[{ "description" "(3) Board of governors.--The term ``Board of Governors'' means the Board of Governors of the Federal Reserve System."
  "title-of-act" "H.R.4173 - Dodd-Frank Wall Street Reform and Consumer Protection Act"
  "public-law-number" {"from": 111 "to": 203} 
  "statute" "1387"
  "year-of-enaction" 2010
  "url" ""}]

We are going to add one additional feature to improve this representation. Note that depending on what we search for, certain the strings representing the values will vary a lot while those for the keys will remain the same. For example the value for the returned description can be "(3) Board of governors.--The term ``Board of Governors'' means the Board of Governors of the Federal Reserve System." if we search for the term "Board of governors", while it will be "(4) Bureau.--The term ``Bureau'' means the Bureau of Consumer Financial Protection established under title X." if we search for "Bureau". However the key for both of these values would be "description".

The solution in EDN is to use keywords, for the commonly used strings. The names of these are prefaced by : instead of putting them in quotation marks. While JSON does not have such keywords, many other languages do. Notably JSON-LD can use Uniform Resource Identifiers (URI) for a similar purpose.

Using keywords we can give an output for our definition search as follows:

[{ :description "(3) Board of governors.--The term ``Board of Governors'' means the Board of Governors of the Federal Reserve System."
  :title-of-act "H.R.4173 - Dodd-Frank Wall Street Reform and Consumer Protection Act"
  :public-law-number" {"from": 111 "to"": 203} 
  :statute" "1387"
  :year-of-enaction 2010
  :url ""}]

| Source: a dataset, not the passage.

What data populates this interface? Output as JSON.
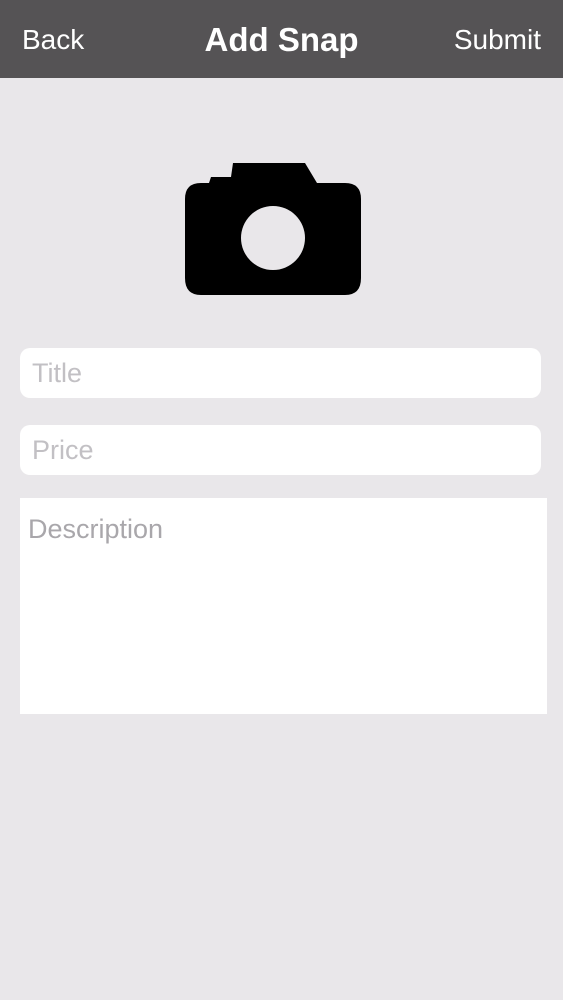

As one can see from just these few examples there can be quite a few ways in which domain concepts are represented. A small set of examples, that describe the elements of the domain in a way that is understandable for both the domain expert and the software engineer can be invaluable. The great benefit of Data Oriented Domain Design, is that it co-opts some battle tested light-weight data representation languages, such as EDN, for this purpose. This allows for some excellent test cases to use when developing the software with methodologies such as Test Driven Development (TDD).

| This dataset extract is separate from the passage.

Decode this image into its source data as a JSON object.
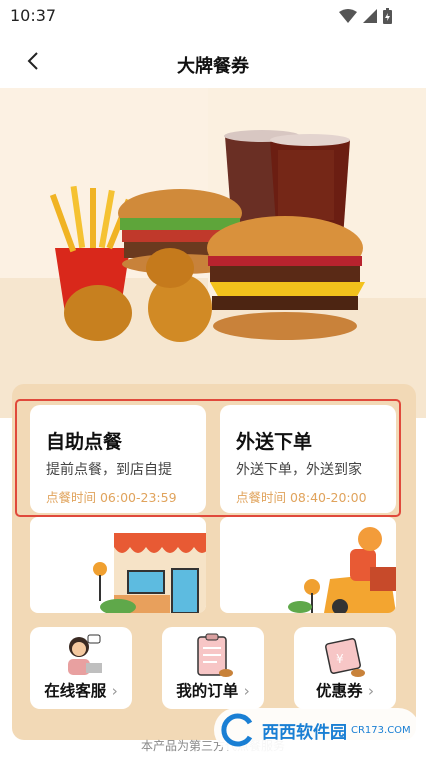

Of course the above approach has some limitations.

A notation such as JSON-LD can be more expressive with representing the domain and is more capable of representing linked data (i.e.: data that is interconnected with other data). However starting to model the domain with explicit links to other data sources can be more complex especially in cases where domain experts formalize the domain for the first time. As JSON-LD is designed to provide a smooth upgrade path from JSON, starting out with a pure JSON based modelling of the domain can be a great initial step.

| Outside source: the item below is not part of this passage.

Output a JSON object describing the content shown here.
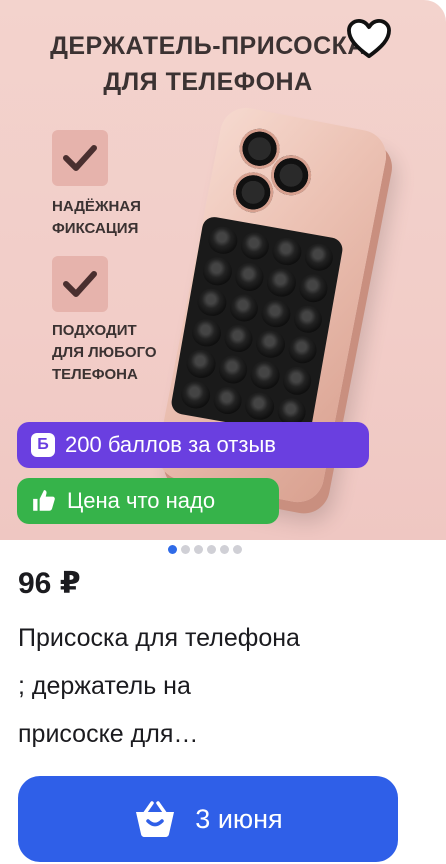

DODD also explains the domain through a set of examples, but not through a comprehensive set of restrictions that model the domain in a more complete way. However there exist schema languages, such as Clojure Spec or OWL Ontologies that can model more of such restrictions, and could extend validation a lot further.

Another issue is that these lightweight data languages are often designed for the perspective of a software engineer, that most likely is going to utilize them. However with some tooling they could be made more accessible with domain experts, especially as they are relatively straightforward, with fewer elements, compared to more complex representations.

Nonetheless even with these limitations, Data Oriented Domain Design in which a lightweight data notation language is used to help express examples of a domain to both domain experts and software engineers, can provide a relatively gentle start to modelling the domain through a set of examples. Due to its relative simplicity it could be applied as an initial step, before more "heavyweight" models are brought into the picture. It can provide a great tool for some frank discussions on how a software should function in a particular domain.